A couple days ago, I was in the car with Number 3 and he asked me, “Mom, did you used to be pretty?”
Used to be?
I looked at him in the rear view mirror.
“Yeah, I think I used to be pretty,” I told him.
I get it. I’m in my late forties. I’m no spring chicken.
I have the faint beginnings of age spots on my hands. I’ve got crow’s feet and laugh lines and the skin on my neck is showing signs of crepiness..
I’ve got cellulite and a muffin top, I could lose about twenty pounds, and I’ve got those cleavage wrinkles that I remember my second grade teacher having when I was in elementary school.
The package I’m in isn’t wrapped as tightly as it was twenty years ago.
But twenty years ago, I felt my only worth was the wrapping of the package.
I was a size 2 and I had a killer wardrobe and my bra always matched my thong.
Yeah. I used to wear a thong — back in the day. Nowadays the kids are so far up my ass there’s no way I’m sticking a piece of string up there, too.
Back then I had no confidence. I knew I looked pretty good on the outside.
But that’s where feeling good about myself ended. I had zero self-esteem.
And that doesn’t make you feel very attractive.
I thought I knew everything. But I really didn’t know much at all.
I looked for validation in other people. I measured my self worth in conquests.
I didn’t have a wrinkle or really an extra ounce of fat on me, but I lived in a cloud of depression, denial, and literal smoke.
I was unhealthy and unhappy and unfulfilled.
I may have looked pretty on the outside, but I felt pretty ugly on the inside.
The thong days are long gone now.
But so is that lack of confidence.
I know I’m a little bit weathered. I think I look as old as I actually am now.
And yeah, sometimes I look in the mirror and pull my cheeks back a little bit. I pull up my eyelids and wonder if I should have a little procedure to get rid of some of that skin that didn’t used to be there.
But I don’t obsess over it.
Because my definition of pretty has changed over the past twenty years.
I am so much wiser than I was back in the thong days.
I’m less judgmental. I don’t sweat the small things like I used to. I can go with the flow. Roll with the punches.
When shit goes down, I can (usually) find the humor in it. I don’t look to other people to bring me happiness anymore.
I’m smart enough to ask for help when I need it, but strong enough to know I can handle whatever is thrown at me. And not just strong enough mentally.
I’m strong enough physically. I may be twenty-five years out of competitive, Division 1 swimming, but five days ago, at forty-six years old, I ran the Boston marathon faster than the average woman runs a marathon.
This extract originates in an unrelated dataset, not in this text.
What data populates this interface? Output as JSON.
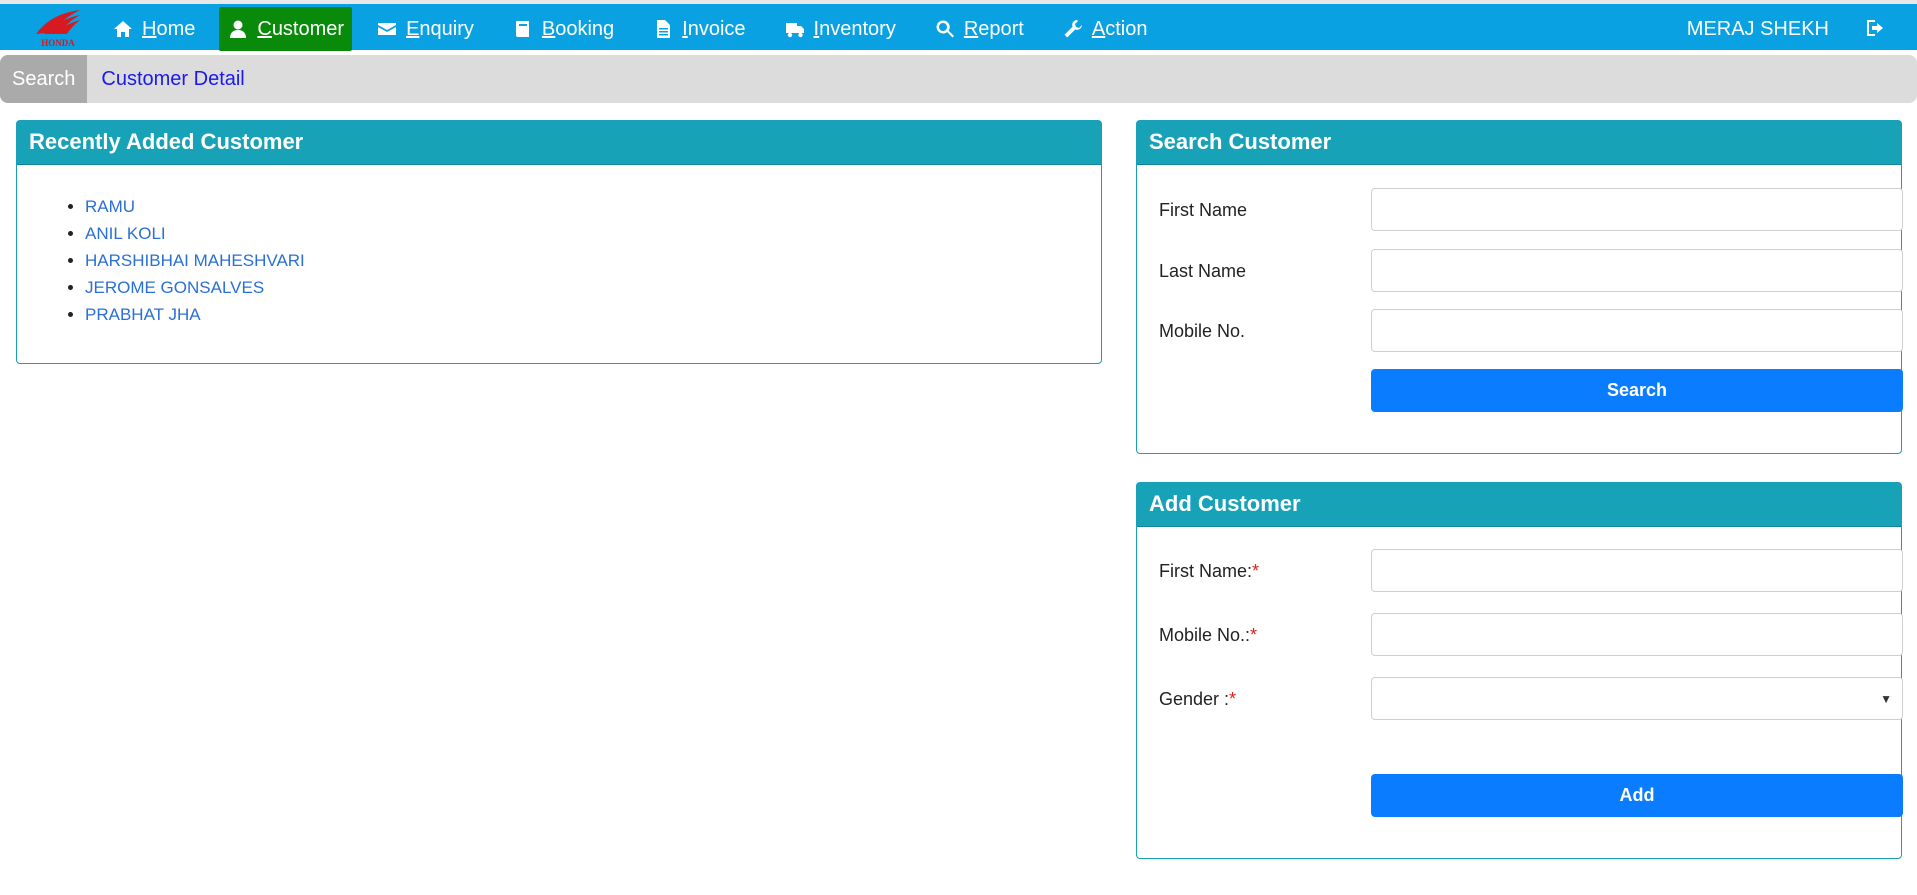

And after I was done, I carried my thirty-five pound, four-year-old daughter about half a mile through the streets of Boston to get to the T because she was freezing and exhausted and she didn’t want anyone else to carry her.
There is no way in hell I could have done that as a twenty-one-year-old.
I recently had a conversation with someone I’ve known all my life who was looking for a little guidance. Toward the end of the conversation she said to me,
I remember one night when you got really sad …i think someone was leaving, or something? And it was really hard for you to express your feelings.
And you’re like… you remind me of one of those awesome desert plants that take like 25 years to bloom. Like it’s a long hard life in the desert.
And then it’s all just gorgeous!
I mean, life seems to be an uphill climb more than it’s a downhill coast or even a flat, steady ride. I think that’s just the way it goes.
Twenty-five years ago, the ups and downs weren’t really any worse. Or different. But back then I was incapable of even simply identifying my feelings.
I am such an improved and upgraded and model of the person I was twenty-five years ago that even with the worn packaging, I can’t help but feel beautiful. And sexy. And gorgeous!
Because I know I can do anything. And I know my insides are more beautiful than my outsides. (But my outsides still ain’t that bad).
And so after I told Number 3 that I thought I used to be pretty, I added,
“And I still think I’m pretty!”
“REALLY?” he said. “You do?”
“Yep!” I said to him.
He was at a loss. I understand. I didn’t get it back then either.
But I do now.
And while I wish I had figured things out a decade or two earlier, like they say, it’s not about the destination.
It’s what you learn along the way.
And while I’ll always have more to learn, I feel like I’ve finally arrived.